Onto the tedious part, the actual polishing. Wear a dust mask while sanding, aluminum dust is very harmful for you to breathe in. I wore a disposable glove to keep my hands and fingers from turning black, but you’re actually really not supposed to wear gloves around rotating machinery. Also wear either a very dark colored shirt, or an old shirt. You’ll be wet sanding, which can get very messy. The important part of polishing is to go up the grits of sandpaper, up to around 2000, try not to skip more than 200 grits at the beginning, once you’re over a thousand the grits go by 500s anyway. You can go higher than 2000 grit but I don’t really notice much of a difference then. How I polished this yoyo was I started at 400 grit as the Show Girl was mint and had no damage. I started to wet sand at 600 grit. Wet sanding is just dipping the sandpaper into water. When buying the sandpaper, read the package, the package will say if you can wet sand. The first picture is after wet sanding with 600 grit and wiping the water off. Try your best to get into any crevices and not miss any spots with each grit, and wipe the water and debris off after each grit. The order of grits I went was 400, 600, 800, 1000, 1500, 2000, 2500, and 3000. I went up to 3000 for the purpose of showing the best possible polish I could. After 3000 grit, rub the yoyo with the 0000 grade steel wool, trying to get into every part as well as you can. The second picture shows the half after the 0000 grit steel wool. Doesn’t really look too different from the first picture, but the polish will fix that. Buff the half with the aluminum polish, I just apply it with paper towels. After 2-3 applications, the half will have an extremely nice shine to it, like in the third picture.
This part is optional, but I would really recommend it. If I’m just leaving the metal raw, I apply a layer of renaissance wax to the yoyo. Renaissance wax is used to preserve the shine on metals and prevent fingerprints and oxidation. The wax is fairly expensive, this small tin costed me $15. Apply it with a paper towel or a cloth, let it sit for a few seconds, then wipe it off. Needs to be reapplied every now and then but should protect the metal for a while.
And now you’ve fully stripped and polished your yoyo!
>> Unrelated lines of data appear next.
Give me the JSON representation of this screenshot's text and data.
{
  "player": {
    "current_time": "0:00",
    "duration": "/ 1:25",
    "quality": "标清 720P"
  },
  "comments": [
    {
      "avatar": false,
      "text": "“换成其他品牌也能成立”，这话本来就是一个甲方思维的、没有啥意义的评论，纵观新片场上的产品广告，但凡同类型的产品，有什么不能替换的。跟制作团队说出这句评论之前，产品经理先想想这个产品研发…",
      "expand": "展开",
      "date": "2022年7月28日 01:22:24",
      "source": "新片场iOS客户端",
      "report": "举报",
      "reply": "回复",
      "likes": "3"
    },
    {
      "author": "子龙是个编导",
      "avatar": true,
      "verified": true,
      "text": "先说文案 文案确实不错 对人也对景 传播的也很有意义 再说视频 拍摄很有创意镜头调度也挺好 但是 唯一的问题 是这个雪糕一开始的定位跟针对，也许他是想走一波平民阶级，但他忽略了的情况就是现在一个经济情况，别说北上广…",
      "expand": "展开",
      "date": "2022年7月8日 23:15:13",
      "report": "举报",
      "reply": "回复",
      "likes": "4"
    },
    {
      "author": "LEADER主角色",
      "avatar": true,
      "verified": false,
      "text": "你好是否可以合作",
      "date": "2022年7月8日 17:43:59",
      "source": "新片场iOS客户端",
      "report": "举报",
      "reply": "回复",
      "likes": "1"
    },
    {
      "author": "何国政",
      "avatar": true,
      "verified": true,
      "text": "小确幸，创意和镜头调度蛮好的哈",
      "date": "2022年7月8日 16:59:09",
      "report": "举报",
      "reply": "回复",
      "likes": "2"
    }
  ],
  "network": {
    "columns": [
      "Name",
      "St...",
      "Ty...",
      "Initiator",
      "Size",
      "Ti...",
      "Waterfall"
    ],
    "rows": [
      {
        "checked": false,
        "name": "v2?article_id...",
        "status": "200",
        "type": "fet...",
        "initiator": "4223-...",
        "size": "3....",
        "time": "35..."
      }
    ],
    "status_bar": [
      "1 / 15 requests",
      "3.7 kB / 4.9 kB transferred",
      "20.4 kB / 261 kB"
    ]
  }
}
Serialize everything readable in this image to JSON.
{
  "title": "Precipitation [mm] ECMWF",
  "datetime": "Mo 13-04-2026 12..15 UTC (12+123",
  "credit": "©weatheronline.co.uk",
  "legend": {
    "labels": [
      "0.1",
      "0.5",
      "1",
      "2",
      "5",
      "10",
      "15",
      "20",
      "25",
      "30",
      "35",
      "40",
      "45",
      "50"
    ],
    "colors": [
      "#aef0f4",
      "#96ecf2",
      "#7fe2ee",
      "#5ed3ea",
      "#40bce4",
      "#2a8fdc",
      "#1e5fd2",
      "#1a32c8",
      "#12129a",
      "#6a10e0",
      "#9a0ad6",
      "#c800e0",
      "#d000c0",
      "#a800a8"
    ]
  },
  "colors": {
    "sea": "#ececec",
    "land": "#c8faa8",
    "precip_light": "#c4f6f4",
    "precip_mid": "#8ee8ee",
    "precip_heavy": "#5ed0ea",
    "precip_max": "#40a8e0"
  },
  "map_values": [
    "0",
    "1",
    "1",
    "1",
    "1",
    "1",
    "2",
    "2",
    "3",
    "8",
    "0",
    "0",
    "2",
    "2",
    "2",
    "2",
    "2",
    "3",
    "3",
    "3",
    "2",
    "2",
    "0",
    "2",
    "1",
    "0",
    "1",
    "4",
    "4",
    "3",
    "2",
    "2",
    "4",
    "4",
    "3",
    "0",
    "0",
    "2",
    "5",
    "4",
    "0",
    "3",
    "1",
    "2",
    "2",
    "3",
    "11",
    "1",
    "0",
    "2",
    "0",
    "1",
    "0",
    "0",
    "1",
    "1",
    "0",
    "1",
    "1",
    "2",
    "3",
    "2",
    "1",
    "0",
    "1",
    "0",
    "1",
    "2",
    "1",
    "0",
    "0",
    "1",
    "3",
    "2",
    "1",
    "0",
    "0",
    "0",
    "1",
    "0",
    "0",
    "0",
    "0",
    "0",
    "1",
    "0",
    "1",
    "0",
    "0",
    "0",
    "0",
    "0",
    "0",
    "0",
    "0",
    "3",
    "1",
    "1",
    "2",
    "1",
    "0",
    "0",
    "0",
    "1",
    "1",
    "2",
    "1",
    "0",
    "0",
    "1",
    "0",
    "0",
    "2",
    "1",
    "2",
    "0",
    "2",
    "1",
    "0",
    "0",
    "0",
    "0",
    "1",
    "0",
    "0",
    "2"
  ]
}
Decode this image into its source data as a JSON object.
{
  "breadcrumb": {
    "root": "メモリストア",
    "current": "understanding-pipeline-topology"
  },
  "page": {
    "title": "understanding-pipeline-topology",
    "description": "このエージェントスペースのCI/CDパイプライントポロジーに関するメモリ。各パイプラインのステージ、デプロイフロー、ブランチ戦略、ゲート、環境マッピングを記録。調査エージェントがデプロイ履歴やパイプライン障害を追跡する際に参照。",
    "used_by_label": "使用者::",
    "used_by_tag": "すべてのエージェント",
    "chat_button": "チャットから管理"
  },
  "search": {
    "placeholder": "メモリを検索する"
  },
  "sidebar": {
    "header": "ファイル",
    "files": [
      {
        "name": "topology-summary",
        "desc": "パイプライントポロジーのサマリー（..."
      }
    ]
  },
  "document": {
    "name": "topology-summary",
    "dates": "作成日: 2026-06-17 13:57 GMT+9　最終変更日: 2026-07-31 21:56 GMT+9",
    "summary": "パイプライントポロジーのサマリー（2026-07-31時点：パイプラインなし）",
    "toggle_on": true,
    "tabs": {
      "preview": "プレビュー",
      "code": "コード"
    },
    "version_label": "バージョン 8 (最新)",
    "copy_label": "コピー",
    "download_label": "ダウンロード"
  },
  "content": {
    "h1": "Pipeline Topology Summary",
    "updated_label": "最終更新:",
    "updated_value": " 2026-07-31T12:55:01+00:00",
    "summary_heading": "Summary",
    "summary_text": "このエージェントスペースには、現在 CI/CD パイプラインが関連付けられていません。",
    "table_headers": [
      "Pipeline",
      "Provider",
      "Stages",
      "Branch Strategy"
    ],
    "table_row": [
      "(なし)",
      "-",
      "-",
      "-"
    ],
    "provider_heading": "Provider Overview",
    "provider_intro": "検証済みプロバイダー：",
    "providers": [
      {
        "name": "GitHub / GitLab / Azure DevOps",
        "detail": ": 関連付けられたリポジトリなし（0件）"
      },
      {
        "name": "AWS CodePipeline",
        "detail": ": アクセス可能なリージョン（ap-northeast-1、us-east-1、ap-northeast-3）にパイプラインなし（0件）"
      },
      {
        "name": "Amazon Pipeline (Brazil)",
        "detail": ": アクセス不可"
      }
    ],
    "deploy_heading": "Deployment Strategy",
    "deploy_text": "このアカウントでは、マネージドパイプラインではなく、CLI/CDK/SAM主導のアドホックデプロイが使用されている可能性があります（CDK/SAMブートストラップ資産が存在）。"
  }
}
If everything went well, the yoyo should still be as smooth as before, and looks like the yoyo in these pictures. If you have any other questions regarding the process, feel free to shoot me a message on facebook or you can find me as Yoyospirit on YoyoExpert and Instagram. Good luck!